Mageia | A Solid And Mature Distribution

Mageia is one of those distributions that’s been around for quite some time but is often overlooked for other more popular distributions. It’s a community supported distribution that was originally forked from Mandriva around 10 or so years ago. It’s an RPM distribution and they have just released their newest version, Mageia 8. They offer a few different ISOs including a classic installation ISO that uses the drakx installer which is what I opted to take a look at. The size for the classic ISO is around 4.2Gb. They also have a few live ISOs if you prefer featuring either XFCE, GNOME or Plasma.

Once I booted up the classic ISO there was a short license agreement I had to agree with to continue to the next steps. Using the default partition scheme creates you a separate /home partition which uses ext4 as well as the / partition. It also created a small 4GB swap partition. There is also a section where you can choose your desktop. The main two featured desktops are GNOME and Plasma but there is a 3rd option where you can choose alternative desktops. I went for GNOME and it shipped with version 3.38.3. Installation was quick and easy and took under 10 minutes on my machine.
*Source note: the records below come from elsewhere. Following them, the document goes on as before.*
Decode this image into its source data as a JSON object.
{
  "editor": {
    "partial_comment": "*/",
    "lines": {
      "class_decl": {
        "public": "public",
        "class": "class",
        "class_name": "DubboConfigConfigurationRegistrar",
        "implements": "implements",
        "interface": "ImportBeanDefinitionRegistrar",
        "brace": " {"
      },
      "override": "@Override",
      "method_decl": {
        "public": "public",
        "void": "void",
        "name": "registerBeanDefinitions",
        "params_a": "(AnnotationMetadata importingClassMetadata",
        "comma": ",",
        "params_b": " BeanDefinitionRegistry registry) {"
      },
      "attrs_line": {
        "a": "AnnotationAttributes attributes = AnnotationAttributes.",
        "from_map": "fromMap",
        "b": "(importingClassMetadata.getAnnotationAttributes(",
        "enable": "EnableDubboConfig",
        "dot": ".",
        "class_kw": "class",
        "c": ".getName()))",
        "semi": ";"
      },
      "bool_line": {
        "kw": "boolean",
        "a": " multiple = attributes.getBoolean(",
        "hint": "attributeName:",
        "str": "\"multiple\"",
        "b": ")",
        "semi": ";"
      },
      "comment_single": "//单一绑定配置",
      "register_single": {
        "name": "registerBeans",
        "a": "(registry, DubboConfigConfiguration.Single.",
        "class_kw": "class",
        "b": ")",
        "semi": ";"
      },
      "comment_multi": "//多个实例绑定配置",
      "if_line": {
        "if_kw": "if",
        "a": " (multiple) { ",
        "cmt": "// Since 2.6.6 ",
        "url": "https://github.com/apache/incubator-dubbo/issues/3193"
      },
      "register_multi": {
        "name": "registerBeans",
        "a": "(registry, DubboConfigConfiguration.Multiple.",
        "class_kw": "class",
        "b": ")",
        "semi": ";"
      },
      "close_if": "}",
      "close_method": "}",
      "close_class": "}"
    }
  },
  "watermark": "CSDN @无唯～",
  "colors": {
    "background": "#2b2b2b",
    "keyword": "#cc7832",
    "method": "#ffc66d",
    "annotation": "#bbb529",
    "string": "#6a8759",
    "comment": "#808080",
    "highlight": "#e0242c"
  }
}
Booting up for the first time you’ll be greeted with a close to stock GNOME desktop and the Mageia welcome screen. I was very impressed with the welcome screen and the way it guided a new user through the initial steps of setting up your computer. You can also access the MCC (Mageia Control Center) from here and further setup your system with an easy to follow GUI. This reminded me a little bit like ‘YaST’ from openSUSE.

Mageia uses the ‘urpmi’ package manager but since Mageia 6 you can also use ‘dnf’. The first time I tried installing a package in the terminal it became apparent that I didn’t have sudo privileges. This was fixed by simply adding my user to the ‘wheel’ group using the MCC. After that I was good to go.

Moving around the desktop was fast and snappy and I didn’t experience any weird bugs or crashes. The version of GNOME I used came installed with most of the applications a user should need such as;

  • Firefox (ESR)
  • LibreOffice
  • FileZilla 
  • Evolution

Installing new packages was a breeze using either the command line of the GUI package manager. The kernel version that Mageia shipped with for me was 5.10.16.

All in all I was very impressed with Mageia 8 and it made a nice change from all of the Ubuntu/Debian/Arch based distributions we are used to seeing. To read more about Mageia 8 click here.

What do you think of Mageia? Let me know in the comments below!

Spread the love

Leave a Reply

Your email address will not be published. Required fields are marked *